Kentucky has two cystic fibrosis centers, at the University of Kentucky where Kanga works and at the University of Louisville. “We have a very good protocol for monitoring these patients, we see them in clinic on a regular basis, every three months,” Kanga says. “We check breathing tests, pulmonary function tests, we do chest X-rays, we do labs, and we watch these patients very closely.”
Cystic fibrosis is well-known for requiring very vigilant and time-intensive treatment. Kanga says that in terms of nutrition, CF patients must eat high calorie, high protein diets and take enzymes to aid digestion as well as vitamins. This active digestive routine can lead to problems including constipation, but Kanga notes that improvements in nutrition therapy over the past couple of decades have enabled infants with CF to reach a normal level of body weight after one year and establish a normal growth curve.
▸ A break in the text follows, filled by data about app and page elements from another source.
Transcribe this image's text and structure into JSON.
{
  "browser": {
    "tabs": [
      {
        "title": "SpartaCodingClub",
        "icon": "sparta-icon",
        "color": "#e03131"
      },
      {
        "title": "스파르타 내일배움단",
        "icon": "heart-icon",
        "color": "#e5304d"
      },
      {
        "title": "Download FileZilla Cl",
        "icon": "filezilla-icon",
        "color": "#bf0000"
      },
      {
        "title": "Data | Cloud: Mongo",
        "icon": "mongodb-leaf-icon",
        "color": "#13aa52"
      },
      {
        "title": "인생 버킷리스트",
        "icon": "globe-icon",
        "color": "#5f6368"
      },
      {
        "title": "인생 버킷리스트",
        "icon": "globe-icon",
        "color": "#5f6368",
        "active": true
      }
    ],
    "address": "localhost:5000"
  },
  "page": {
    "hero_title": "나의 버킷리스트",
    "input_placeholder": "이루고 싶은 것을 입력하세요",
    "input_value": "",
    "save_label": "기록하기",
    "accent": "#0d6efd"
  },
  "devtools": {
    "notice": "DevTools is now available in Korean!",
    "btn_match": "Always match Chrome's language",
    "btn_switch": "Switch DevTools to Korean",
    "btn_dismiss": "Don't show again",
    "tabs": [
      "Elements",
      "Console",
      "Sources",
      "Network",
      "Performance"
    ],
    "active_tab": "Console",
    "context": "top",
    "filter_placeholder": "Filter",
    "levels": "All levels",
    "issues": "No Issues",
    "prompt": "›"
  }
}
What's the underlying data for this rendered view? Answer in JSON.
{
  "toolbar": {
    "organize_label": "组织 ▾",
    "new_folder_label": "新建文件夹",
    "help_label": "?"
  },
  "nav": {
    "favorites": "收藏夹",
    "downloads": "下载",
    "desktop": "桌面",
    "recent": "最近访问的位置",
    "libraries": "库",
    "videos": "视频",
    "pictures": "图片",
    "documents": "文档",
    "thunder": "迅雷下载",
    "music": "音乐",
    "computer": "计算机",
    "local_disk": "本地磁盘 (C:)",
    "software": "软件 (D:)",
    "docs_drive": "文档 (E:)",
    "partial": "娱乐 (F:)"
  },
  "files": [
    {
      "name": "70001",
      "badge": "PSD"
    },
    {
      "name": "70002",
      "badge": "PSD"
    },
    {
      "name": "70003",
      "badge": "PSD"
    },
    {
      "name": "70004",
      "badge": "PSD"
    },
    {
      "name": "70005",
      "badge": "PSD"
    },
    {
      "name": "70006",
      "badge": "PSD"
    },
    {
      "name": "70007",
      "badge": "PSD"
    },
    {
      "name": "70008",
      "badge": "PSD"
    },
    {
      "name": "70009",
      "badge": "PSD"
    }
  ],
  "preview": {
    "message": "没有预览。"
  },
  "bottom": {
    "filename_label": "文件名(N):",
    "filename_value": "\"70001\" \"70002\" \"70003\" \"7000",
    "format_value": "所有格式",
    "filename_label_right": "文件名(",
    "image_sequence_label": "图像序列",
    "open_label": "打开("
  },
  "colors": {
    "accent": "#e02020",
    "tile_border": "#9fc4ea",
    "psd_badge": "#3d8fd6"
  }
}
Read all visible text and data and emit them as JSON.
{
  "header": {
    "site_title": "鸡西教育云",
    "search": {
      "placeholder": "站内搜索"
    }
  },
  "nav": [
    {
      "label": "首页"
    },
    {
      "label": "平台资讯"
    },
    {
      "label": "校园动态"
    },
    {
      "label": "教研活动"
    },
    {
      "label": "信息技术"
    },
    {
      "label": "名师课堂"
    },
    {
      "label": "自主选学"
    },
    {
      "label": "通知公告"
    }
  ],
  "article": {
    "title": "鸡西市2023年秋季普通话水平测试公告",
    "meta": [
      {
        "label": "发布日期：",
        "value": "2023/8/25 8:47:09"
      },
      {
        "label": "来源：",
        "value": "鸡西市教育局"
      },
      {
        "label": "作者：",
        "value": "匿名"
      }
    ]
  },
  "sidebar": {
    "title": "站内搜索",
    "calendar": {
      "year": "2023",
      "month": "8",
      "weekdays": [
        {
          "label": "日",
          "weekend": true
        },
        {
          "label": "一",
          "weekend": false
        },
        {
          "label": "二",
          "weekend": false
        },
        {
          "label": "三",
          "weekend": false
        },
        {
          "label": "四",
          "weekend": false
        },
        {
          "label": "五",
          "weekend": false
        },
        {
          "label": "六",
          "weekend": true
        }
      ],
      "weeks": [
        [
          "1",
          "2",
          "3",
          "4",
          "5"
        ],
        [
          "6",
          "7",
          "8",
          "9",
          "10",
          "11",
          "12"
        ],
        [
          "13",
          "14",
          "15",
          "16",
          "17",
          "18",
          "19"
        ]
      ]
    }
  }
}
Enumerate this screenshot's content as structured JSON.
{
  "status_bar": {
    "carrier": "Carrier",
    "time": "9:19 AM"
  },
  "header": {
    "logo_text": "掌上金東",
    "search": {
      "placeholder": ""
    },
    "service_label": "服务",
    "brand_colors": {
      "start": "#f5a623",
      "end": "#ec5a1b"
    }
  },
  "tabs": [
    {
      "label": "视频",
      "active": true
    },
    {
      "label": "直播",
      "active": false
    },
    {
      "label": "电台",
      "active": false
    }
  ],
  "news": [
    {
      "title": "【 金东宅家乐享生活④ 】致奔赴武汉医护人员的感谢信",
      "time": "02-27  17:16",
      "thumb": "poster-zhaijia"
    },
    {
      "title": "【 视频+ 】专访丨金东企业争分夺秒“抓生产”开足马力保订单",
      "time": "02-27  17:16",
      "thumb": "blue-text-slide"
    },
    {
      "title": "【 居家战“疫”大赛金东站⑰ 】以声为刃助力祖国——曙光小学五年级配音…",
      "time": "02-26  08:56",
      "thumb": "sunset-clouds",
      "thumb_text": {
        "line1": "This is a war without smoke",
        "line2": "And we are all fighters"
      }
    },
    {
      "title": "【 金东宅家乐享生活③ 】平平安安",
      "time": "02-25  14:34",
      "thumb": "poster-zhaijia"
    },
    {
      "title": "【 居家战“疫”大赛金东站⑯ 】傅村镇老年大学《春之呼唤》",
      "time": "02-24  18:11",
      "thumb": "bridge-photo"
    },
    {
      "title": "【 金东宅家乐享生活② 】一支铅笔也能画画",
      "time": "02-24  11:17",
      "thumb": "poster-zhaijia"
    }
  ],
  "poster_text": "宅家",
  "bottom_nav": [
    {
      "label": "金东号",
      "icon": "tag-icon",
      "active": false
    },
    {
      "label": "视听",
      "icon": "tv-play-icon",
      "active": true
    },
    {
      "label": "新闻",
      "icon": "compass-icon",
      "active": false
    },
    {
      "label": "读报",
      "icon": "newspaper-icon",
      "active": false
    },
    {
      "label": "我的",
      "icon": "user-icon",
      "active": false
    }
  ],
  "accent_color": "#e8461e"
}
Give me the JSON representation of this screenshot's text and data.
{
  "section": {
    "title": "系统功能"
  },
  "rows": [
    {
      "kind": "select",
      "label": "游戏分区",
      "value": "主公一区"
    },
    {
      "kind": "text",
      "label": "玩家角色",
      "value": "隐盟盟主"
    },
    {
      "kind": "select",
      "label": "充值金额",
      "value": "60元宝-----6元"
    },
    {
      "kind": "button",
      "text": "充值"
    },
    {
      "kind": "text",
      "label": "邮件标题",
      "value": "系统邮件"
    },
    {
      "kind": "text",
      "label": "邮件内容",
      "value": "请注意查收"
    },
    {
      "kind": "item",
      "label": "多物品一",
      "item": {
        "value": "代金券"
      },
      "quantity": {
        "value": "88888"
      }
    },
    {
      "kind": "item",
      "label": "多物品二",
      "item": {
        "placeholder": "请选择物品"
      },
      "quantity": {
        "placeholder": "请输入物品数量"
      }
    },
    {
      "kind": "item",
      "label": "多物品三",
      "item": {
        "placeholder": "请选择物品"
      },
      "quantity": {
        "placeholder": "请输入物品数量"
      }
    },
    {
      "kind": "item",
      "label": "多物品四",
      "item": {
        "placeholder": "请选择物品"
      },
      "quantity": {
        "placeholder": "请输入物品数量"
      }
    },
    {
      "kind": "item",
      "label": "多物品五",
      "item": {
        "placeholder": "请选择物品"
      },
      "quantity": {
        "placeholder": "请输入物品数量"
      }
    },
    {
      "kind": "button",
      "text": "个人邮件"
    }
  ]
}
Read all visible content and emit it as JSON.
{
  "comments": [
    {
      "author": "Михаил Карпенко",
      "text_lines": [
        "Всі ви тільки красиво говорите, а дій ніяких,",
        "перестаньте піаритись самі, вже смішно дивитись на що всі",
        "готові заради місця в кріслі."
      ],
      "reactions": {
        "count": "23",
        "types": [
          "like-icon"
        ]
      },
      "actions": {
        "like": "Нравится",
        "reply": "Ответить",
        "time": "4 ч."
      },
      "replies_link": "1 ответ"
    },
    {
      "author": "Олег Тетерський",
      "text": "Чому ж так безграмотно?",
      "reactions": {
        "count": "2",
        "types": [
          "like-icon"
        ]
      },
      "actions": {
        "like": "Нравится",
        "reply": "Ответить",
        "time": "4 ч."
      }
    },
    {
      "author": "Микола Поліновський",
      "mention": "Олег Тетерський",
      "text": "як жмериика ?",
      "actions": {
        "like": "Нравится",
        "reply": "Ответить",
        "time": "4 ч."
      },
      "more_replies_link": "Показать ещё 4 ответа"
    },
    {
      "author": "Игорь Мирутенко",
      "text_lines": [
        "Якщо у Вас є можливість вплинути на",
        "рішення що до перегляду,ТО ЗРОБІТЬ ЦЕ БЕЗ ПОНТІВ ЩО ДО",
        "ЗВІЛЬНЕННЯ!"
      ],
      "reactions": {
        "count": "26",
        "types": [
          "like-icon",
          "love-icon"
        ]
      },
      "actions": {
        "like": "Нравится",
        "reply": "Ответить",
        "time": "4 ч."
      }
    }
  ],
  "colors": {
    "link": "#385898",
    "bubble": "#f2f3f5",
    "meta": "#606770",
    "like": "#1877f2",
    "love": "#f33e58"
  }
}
“As far as the lungs go, probably the most important part of care is to get that thick mucus out, and to prevent it from staying there and getting infected,” Kanga says. Most patients must follow a breathing exercise regimen lasting 15 to 20 minutes per session and occurring two to three times a day. That is followed by chest therapy, which requires parents or medical staff to clap on the young patient’s chest, sides, and back with cupped hands to loosen up the mucus. This can be done manually or using several specialized devices.
Ongoing genetic research has created new horizon for CF treatment, Kanga says. “Over the last five to 10 years, after the discovery of the CF gene, we found that there were different defects that caused that chloride pump not to work,” he explains. “And so now we have precision medicine: if you have this (specific) gene, this drug will make that CF gene put that salt out.”
Originally, researchers developed a genetically targeted drug that worked for only 5 percent of the CF population, Kanga says, but they have since crafted a two-drug treatment that helps about 16 percent of the CF cohort. Kanga says that a triple-combination drug is currently being examined by the Food and Drug Administration. Researchers believe that if this new triple-combination drug is tested and approved, it has the potential to help over 90 percent of CF patients produce more normal mucus in their respiratory systems.
“So, when people ask me, ‘What is the life expectancy for CF?’ Well, if you look at the average today, the median expectation is about 47 to 50 years, which means half of the CF patients today will be expected to live at least until 50,” Kanga says. “But that’s looking at the whole population – patients born 20, 30, 40, even 50 years ago when we didn’t have any of these treatments. Today, I tell parents with newborn screening that we are expecting a normal life expectancy for children that are born today and diagnosed early and receive appropriate care. It’s a very exciting time in CF.”